Well, using the monitor profile in Photoshop means the colors in your file is right on only one device on the planet, which is your monitor. To make it more universal, you need to convert the colors in your file to a device-independent profile like Adobe RGB.
In color management world, you can only assign or convert colors. Assigning doesn't change the numbers in your file, but changes the appearance of colors. Converting changes the numbers in your file, but tries to preserve the appearance of colors as much as possible. Thus, in your case, you need to convert colors to either Adobe RGB or sRGB, which is a bit more dull-looking saturation-wise, but is more stable from one device to another. And by device here I mean devices like monitors.

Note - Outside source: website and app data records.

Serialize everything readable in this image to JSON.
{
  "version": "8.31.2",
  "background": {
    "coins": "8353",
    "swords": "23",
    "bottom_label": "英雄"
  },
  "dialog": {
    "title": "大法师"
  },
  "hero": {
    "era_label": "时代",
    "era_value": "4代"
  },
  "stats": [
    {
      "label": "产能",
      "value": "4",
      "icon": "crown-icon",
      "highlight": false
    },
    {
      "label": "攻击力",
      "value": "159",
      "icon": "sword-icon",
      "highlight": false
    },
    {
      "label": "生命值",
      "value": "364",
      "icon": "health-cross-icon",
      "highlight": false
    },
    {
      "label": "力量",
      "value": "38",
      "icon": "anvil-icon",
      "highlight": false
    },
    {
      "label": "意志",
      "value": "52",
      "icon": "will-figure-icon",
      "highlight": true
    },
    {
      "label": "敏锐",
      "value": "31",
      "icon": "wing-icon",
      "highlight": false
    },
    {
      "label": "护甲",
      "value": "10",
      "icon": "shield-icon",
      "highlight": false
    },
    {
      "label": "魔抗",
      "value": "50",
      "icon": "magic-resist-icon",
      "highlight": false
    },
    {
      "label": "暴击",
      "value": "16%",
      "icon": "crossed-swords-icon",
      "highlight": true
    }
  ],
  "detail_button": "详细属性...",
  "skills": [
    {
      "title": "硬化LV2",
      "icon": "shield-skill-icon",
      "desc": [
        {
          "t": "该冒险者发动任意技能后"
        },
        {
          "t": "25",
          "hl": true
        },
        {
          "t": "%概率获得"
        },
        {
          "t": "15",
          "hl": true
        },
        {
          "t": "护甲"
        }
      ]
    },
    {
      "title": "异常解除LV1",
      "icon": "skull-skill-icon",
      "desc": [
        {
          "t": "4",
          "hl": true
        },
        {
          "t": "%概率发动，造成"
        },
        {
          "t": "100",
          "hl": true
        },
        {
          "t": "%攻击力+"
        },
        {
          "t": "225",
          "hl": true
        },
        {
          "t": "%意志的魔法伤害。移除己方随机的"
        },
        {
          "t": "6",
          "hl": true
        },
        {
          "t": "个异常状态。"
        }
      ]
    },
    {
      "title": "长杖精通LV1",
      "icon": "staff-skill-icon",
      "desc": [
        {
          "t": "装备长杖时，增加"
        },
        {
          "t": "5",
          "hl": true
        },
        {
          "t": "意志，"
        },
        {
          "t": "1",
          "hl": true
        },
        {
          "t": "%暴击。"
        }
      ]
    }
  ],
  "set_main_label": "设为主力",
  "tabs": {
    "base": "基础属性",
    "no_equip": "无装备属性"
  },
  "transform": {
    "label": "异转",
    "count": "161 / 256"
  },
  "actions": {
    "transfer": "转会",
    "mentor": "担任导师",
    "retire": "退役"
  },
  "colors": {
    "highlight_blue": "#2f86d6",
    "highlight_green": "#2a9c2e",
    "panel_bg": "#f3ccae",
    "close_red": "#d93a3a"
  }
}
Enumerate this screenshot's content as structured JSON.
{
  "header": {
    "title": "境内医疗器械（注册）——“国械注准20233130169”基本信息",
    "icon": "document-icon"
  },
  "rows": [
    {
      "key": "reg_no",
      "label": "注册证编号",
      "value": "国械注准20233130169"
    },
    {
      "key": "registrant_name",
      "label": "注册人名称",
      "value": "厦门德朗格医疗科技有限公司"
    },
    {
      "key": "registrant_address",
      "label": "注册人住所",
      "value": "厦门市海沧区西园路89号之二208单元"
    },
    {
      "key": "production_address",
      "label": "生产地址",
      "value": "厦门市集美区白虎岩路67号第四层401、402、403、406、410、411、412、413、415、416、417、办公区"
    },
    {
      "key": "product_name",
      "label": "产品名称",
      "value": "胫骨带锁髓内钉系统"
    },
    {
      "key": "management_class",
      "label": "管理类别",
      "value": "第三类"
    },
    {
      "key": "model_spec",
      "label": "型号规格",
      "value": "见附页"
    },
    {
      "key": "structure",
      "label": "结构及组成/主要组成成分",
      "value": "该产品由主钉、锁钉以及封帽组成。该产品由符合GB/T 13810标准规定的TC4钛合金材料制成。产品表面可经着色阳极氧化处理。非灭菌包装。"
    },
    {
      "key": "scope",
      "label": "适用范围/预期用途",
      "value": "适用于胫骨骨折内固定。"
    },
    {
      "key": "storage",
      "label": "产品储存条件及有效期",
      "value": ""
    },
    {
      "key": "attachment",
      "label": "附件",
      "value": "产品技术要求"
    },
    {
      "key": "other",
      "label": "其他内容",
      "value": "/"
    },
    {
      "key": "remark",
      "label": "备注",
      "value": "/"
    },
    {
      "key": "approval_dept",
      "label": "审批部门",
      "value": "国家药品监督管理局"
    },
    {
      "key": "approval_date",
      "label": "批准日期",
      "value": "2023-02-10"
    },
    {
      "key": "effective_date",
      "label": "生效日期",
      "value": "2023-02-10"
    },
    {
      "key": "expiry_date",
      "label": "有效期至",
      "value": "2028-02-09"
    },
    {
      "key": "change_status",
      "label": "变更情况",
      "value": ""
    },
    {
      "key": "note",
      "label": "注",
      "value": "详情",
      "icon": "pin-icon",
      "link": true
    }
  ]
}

Now I don't know what profile is the iPad using by default to display colors onscreen, but I would assume that it is either Adobe RGB or sRGB. It could be a custom profile, but this is difficult to know. But I assume also that Apple has built support for color management in iOS, aka ColorSync.
Try either of them and let me know if it helps.
Btw, you could improve your workflow by assigning Adobe RGB to new documents from now on, as it is device-independent, and then convert them to a destination profile that matches the target device. It's just a suggestion, but a well calibrated and well profiled monitor and an Adobe RGB based workflow in Photoshop (or any other image editing app) can get you a long way.
The logic and science behind color management is extremely complex, but using it is very simple and constant. :-)